Problem requirements
Search the records below for the word "heading". Copy each line where it occurs.

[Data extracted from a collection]
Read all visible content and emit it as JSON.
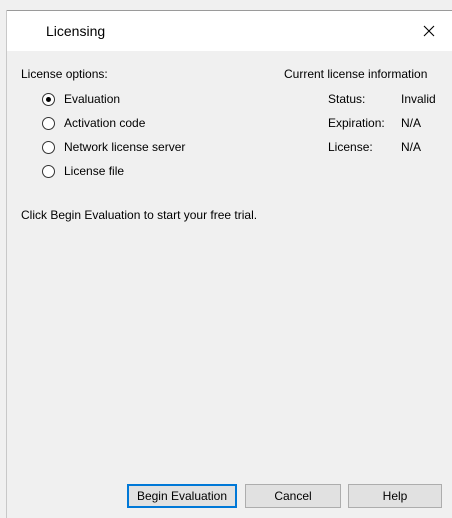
{
  "window": {
    "title": "Licensing"
  },
  "options": {
    "heading": "License options:",
    "items": [
      {
        "label": "Evaluation",
        "checked": true
      },
      {
        "label": "Activation code",
        "checked": false
      },
      {
        "label": "Network license server",
        "checked": false
      },
      {
        "label": "License file",
        "checked": false
      }
    ]
  },
  "info": {
    "heading": "Current license information",
    "rows": [
      {
        "key": "Status:",
        "value": "Invalid"
      },
      {
        "key": "Expiration:",
        "value": "N/A"
      },
      {
        "key": "License:",
        "value": "N/A"
      }
    ]
  },
  "message": "Click Begin Evaluation to start your free trial.",
  "buttons": {
    "begin": "Begin Evaluation",
    "cancel": "Cancel",
    "help": "Help"
  }
}
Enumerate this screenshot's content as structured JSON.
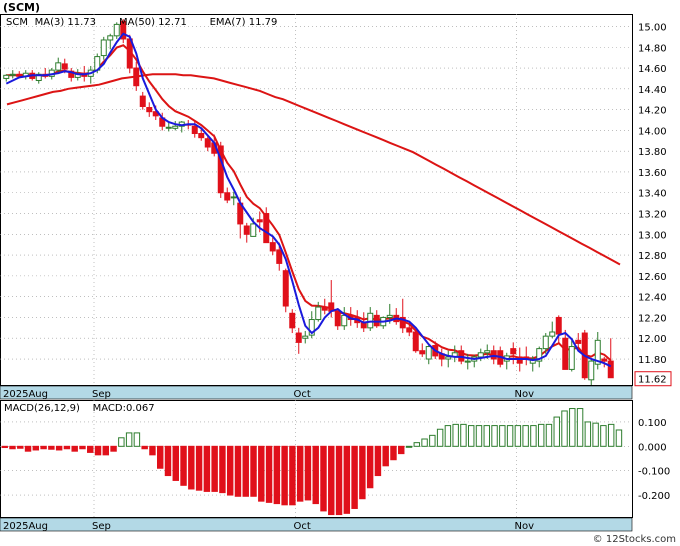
{
  "title": "(SCM)",
  "watermark": "© 12Stocks.com",
  "colors": {
    "up": "#2e7d2e",
    "down": "#e0101a",
    "ma3": "#1a1adc",
    "ma50": "#dc1414",
    "ema7": "#dc1414",
    "date_band": "#b3d9e6",
    "grid": "#999999",
    "last_price_box": "#e0101a"
  },
  "chart_data": [
    {
      "type": "candlestick",
      "name": "price",
      "legend": [
        {
          "label": "SCM",
          "value": ""
        },
        {
          "label": "MA(3)",
          "value": "11.73"
        },
        {
          "label": "MA(50)",
          "value": "12.71"
        },
        {
          "label": "EMA(7)",
          "value": "11.79"
        }
      ],
      "ylim": [
        11.55,
        15.12
      ],
      "y_ticks": [
        "15.00",
        "14.80",
        "14.60",
        "14.40",
        "14.20",
        "14.00",
        "13.80",
        "13.60",
        "13.40",
        "13.20",
        "13.00",
        "12.80",
        "12.60",
        "12.40",
        "12.20",
        "12.00",
        "11.80"
      ],
      "x_labels": [
        {
          "label": "2025Aug",
          "index": 0
        },
        {
          "label": "Sep",
          "index": 14
        },
        {
          "label": "Oct",
          "index": 45
        },
        {
          "label": "Nov",
          "index": 79
        }
      ],
      "last_price": "11.62",
      "candles": [
        [
          14.5,
          14.54,
          14.47,
          14.53
        ],
        [
          14.53,
          14.58,
          14.5,
          14.54
        ],
        [
          14.54,
          14.57,
          14.5,
          14.52
        ],
        [
          14.52,
          14.58,
          14.49,
          14.55
        ],
        [
          14.55,
          14.58,
          14.48,
          14.5
        ],
        [
          14.48,
          14.56,
          14.45,
          14.54
        ],
        [
          14.54,
          14.6,
          14.5,
          14.52
        ],
        [
          14.52,
          14.6,
          14.49,
          14.58
        ],
        [
          14.58,
          14.7,
          14.55,
          14.65
        ],
        [
          14.64,
          14.69,
          14.55,
          14.59
        ],
        [
          14.57,
          14.6,
          14.47,
          14.51
        ],
        [
          14.51,
          14.59,
          14.48,
          14.54
        ],
        [
          14.54,
          14.62,
          14.47,
          14.52
        ],
        [
          14.52,
          14.62,
          14.45,
          14.58
        ],
        [
          14.58,
          14.74,
          14.55,
          14.71
        ],
        [
          14.72,
          14.9,
          14.68,
          14.87
        ],
        [
          14.87,
          14.93,
          14.78,
          14.91
        ],
        [
          14.91,
          15.04,
          14.88,
          15.02
        ],
        [
          15.05,
          15.07,
          14.84,
          14.88
        ],
        [
          14.88,
          14.92,
          14.55,
          14.6
        ],
        [
          14.6,
          14.66,
          14.38,
          14.43
        ],
        [
          14.33,
          14.37,
          14.2,
          14.23
        ],
        [
          14.22,
          14.27,
          14.13,
          14.18
        ],
        [
          14.18,
          14.24,
          14.1,
          14.14
        ],
        [
          14.12,
          14.17,
          14.0,
          14.04
        ],
        [
          14.03,
          14.08,
          13.99,
          14.03
        ],
        [
          14.02,
          14.09,
          14.0,
          14.04
        ],
        [
          14.04,
          14.09,
          13.98,
          14.08
        ],
        [
          14.06,
          14.1,
          14.01,
          14.05
        ],
        [
          14.04,
          14.09,
          13.93,
          13.97
        ],
        [
          13.97,
          14.02,
          13.9,
          13.93
        ],
        [
          13.92,
          13.96,
          13.8,
          13.84
        ],
        [
          13.88,
          13.96,
          13.75,
          13.78
        ],
        [
          13.85,
          13.89,
          13.35,
          13.4
        ],
        [
          13.4,
          13.45,
          13.3,
          13.33
        ],
        [
          13.36,
          13.41,
          13.28,
          13.36
        ],
        [
          13.3,
          13.36,
          12.96,
          13.1
        ],
        [
          13.08,
          13.11,
          12.92,
          13.0
        ],
        [
          12.98,
          13.16,
          12.98,
          13.1
        ],
        [
          13.14,
          13.22,
          13.02,
          13.12
        ],
        [
          13.2,
          13.26,
          12.92,
          12.92
        ],
        [
          12.92,
          12.98,
          12.8,
          12.84
        ],
        [
          12.85,
          12.92,
          12.65,
          12.72
        ],
        [
          12.65,
          12.67,
          12.25,
          12.31
        ],
        [
          12.24,
          12.28,
          12.05,
          12.1
        ],
        [
          12.05,
          12.1,
          11.85,
          11.96
        ],
        [
          12.0,
          12.07,
          11.95,
          12.02
        ],
        [
          12.03,
          12.26,
          12.0,
          12.18
        ],
        [
          12.18,
          12.35,
          12.16,
          12.3
        ],
        [
          12.3,
          12.38,
          12.23,
          12.27
        ],
        [
          12.34,
          12.56,
          12.2,
          12.26
        ],
        [
          12.26,
          12.29,
          12.08,
          12.12
        ],
        [
          12.12,
          12.3,
          12.08,
          12.22
        ],
        [
          12.22,
          12.3,
          12.12,
          12.18
        ],
        [
          12.2,
          12.27,
          12.1,
          12.15
        ],
        [
          12.15,
          12.25,
          12.06,
          12.1
        ],
        [
          12.1,
          12.3,
          12.07,
          12.24
        ],
        [
          12.22,
          12.27,
          12.1,
          12.12
        ],
        [
          12.12,
          12.21,
          12.09,
          12.2
        ],
        [
          12.2,
          12.33,
          12.14,
          12.22
        ],
        [
          12.22,
          12.29,
          12.13,
          12.16
        ],
        [
          12.2,
          12.38,
          12.05,
          12.1
        ],
        [
          12.1,
          12.15,
          12.02,
          12.06
        ],
        [
          12.06,
          12.08,
          11.86,
          11.88
        ],
        [
          11.88,
          11.95,
          11.82,
          11.85
        ],
        [
          11.8,
          11.94,
          11.75,
          11.92
        ],
        [
          11.93,
          11.97,
          11.8,
          11.83
        ],
        [
          11.85,
          11.9,
          11.73,
          11.8
        ],
        [
          11.8,
          11.88,
          11.72,
          11.82
        ],
        [
          11.82,
          11.93,
          11.77,
          11.86
        ],
        [
          11.88,
          11.93,
          11.75,
          11.78
        ],
        [
          11.77,
          11.85,
          11.7,
          11.78
        ],
        [
          11.78,
          11.84,
          11.72,
          11.82
        ],
        [
          11.82,
          11.9,
          11.78,
          11.86
        ],
        [
          11.86,
          11.94,
          11.8,
          11.88
        ],
        [
          11.88,
          11.93,
          11.75,
          11.8
        ],
        [
          11.88,
          11.92,
          11.72,
          11.75
        ],
        [
          11.78,
          11.86,
          11.7,
          11.83
        ],
        [
          11.9,
          11.96,
          11.75,
          11.85
        ],
        [
          11.82,
          11.91,
          11.68,
          11.76
        ],
        [
          11.82,
          11.92,
          11.74,
          11.8
        ],
        [
          11.76,
          11.83,
          11.68,
          11.8
        ],
        [
          11.78,
          11.92,
          11.72,
          11.9
        ],
        [
          11.9,
          12.05,
          11.85,
          12.02
        ],
        [
          12.02,
          12.16,
          12.0,
          12.06
        ],
        [
          12.2,
          12.22,
          11.95,
          12.04
        ],
        [
          12.0,
          12.08,
          11.7,
          11.7
        ],
        [
          11.7,
          11.98,
          11.68,
          11.92
        ],
        [
          11.98,
          12.05,
          11.88,
          11.95
        ],
        [
          12.05,
          12.08,
          11.6,
          11.62
        ],
        [
          11.6,
          11.8,
          11.55,
          11.78
        ],
        [
          11.75,
          12.06,
          11.7,
          11.98
        ],
        [
          11.8,
          11.82,
          11.72,
          11.78
        ],
        [
          11.78,
          12.0,
          11.62,
          11.62
        ]
      ],
      "ma3_values": [
        14.45,
        14.48,
        14.51,
        14.52,
        14.53,
        14.53,
        14.53,
        14.54,
        14.55,
        14.57,
        14.56,
        14.54,
        14.54,
        14.55,
        14.58,
        14.64,
        14.75,
        14.85,
        14.93,
        14.9,
        14.74,
        14.5,
        14.35,
        14.2,
        14.12,
        14.08,
        14.06,
        14.05,
        14.06,
        14.06,
        14.02,
        13.95,
        13.88,
        13.72,
        13.55,
        13.43,
        13.3,
        13.21,
        13.12,
        13.06,
        13.02,
        12.98,
        12.9,
        12.76,
        12.55,
        12.32,
        12.12,
        12.05,
        12.1,
        12.2,
        12.26,
        12.28,
        12.23,
        12.19,
        12.18,
        12.15,
        12.16,
        12.16,
        12.16,
        12.17,
        12.19,
        12.18,
        12.16,
        12.1,
        12.02,
        11.94,
        11.88,
        11.85,
        11.83,
        11.82,
        11.82,
        11.81,
        11.8,
        11.81,
        11.82,
        11.83,
        11.82,
        11.8,
        11.8,
        11.8,
        11.8,
        11.79,
        11.8,
        11.83,
        11.93,
        12.03,
        12.05,
        11.99,
        11.88,
        11.83,
        11.8,
        11.78,
        11.76,
        11.73
      ],
      "ma50_values": [
        14.25,
        14.27,
        14.29,
        14.31,
        14.33,
        14.35,
        14.37,
        14.38,
        14.4,
        14.41,
        14.42,
        14.43,
        14.44,
        14.46,
        14.48,
        14.5,
        14.51,
        14.52,
        14.53,
        14.54,
        14.54,
        14.54,
        14.54,
        14.53,
        14.53,
        14.52,
        14.51,
        14.5,
        14.48,
        14.46,
        14.44,
        14.42,
        14.4,
        14.38,
        14.35,
        14.32,
        14.3,
        14.27,
        14.24,
        14.21,
        14.18,
        14.15,
        14.12,
        14.09,
        14.06,
        14.03,
        14.0,
        13.97,
        13.94,
        13.91,
        13.88,
        13.85,
        13.82,
        13.79,
        13.75,
        13.71,
        13.67,
        13.63,
        13.59,
        13.55,
        13.51,
        13.47,
        13.43,
        13.39,
        13.35,
        13.31,
        13.27,
        13.23,
        13.19,
        13.15,
        13.11,
        13.07,
        13.03,
        12.99,
        12.95,
        12.91,
        12.87,
        12.83,
        12.79,
        12.75,
        12.71
      ]
    },
    {
      "type": "bar",
      "name": "MACD",
      "legend": [
        {
          "label": "MACD(26,12,9)",
          "value": ""
        },
        {
          "label": "MACD",
          "value": "0.067"
        }
      ],
      "ylim": [
        -0.29,
        0.19
      ],
      "y_ticks": [
        "0.100",
        "0.000",
        "-0.100",
        "-0.200"
      ],
      "x_labels": [
        {
          "label": "2025Aug",
          "index": 0
        },
        {
          "label": "Sep",
          "index": 14
        },
        {
          "label": "Oct",
          "index": 45
        },
        {
          "label": "Nov",
          "index": 79
        }
      ],
      "values": [
        -0.005,
        -0.01,
        -0.008,
        -0.02,
        -0.015,
        -0.01,
        -0.012,
        -0.015,
        -0.01,
        -0.02,
        -0.01,
        -0.025,
        -0.035,
        -0.035,
        -0.02,
        0.035,
        0.055,
        0.055,
        -0.01,
        -0.035,
        -0.09,
        -0.12,
        -0.14,
        -0.16,
        -0.175,
        -0.18,
        -0.185,
        -0.185,
        -0.19,
        -0.2,
        -0.205,
        -0.205,
        -0.205,
        -0.225,
        -0.23,
        -0.235,
        -0.24,
        -0.24,
        -0.225,
        -0.22,
        -0.235,
        -0.265,
        -0.28,
        -0.28,
        -0.275,
        -0.255,
        -0.215,
        -0.17,
        -0.12,
        -0.08,
        -0.055,
        -0.03,
        0.0,
        0.015,
        0.03,
        0.045,
        0.07,
        0.085,
        0.09,
        0.09,
        0.085,
        0.085,
        0.085,
        0.085,
        0.085,
        0.085,
        0.085,
        0.085,
        0.085,
        0.09,
        0.09,
        0.12,
        0.145,
        0.155,
        0.155,
        0.1,
        0.095,
        0.085,
        0.09,
        0.067
      ]
    }
  ]
}
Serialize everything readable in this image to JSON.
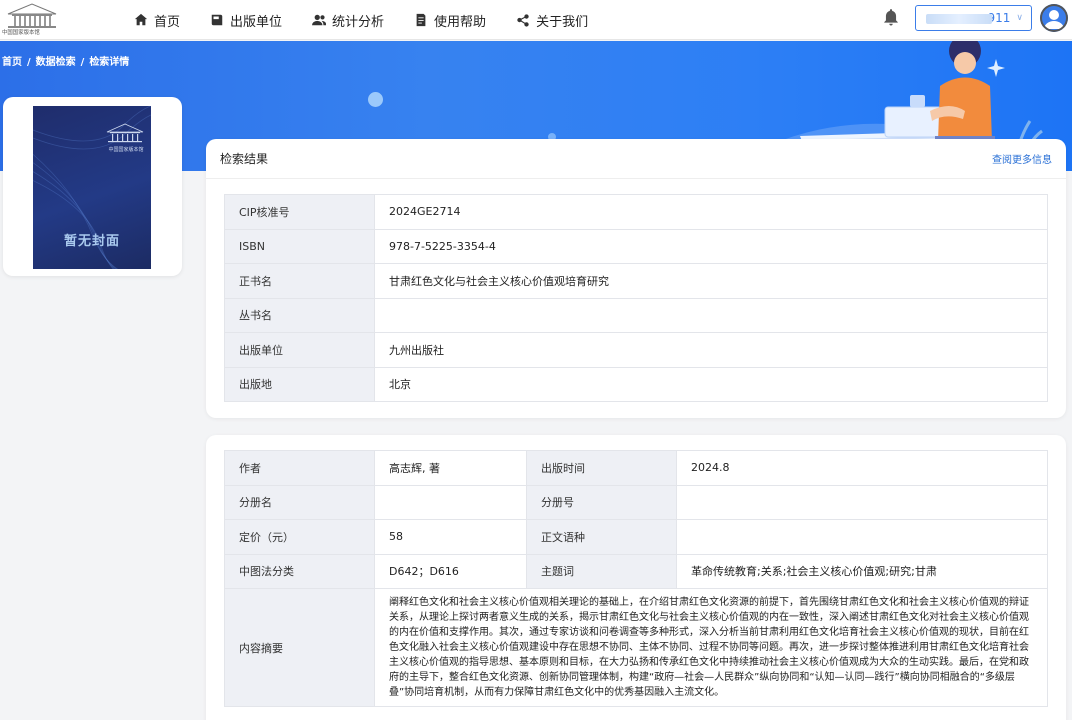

Answer box
    "heading": "License options:",
    "heading": "Current license information",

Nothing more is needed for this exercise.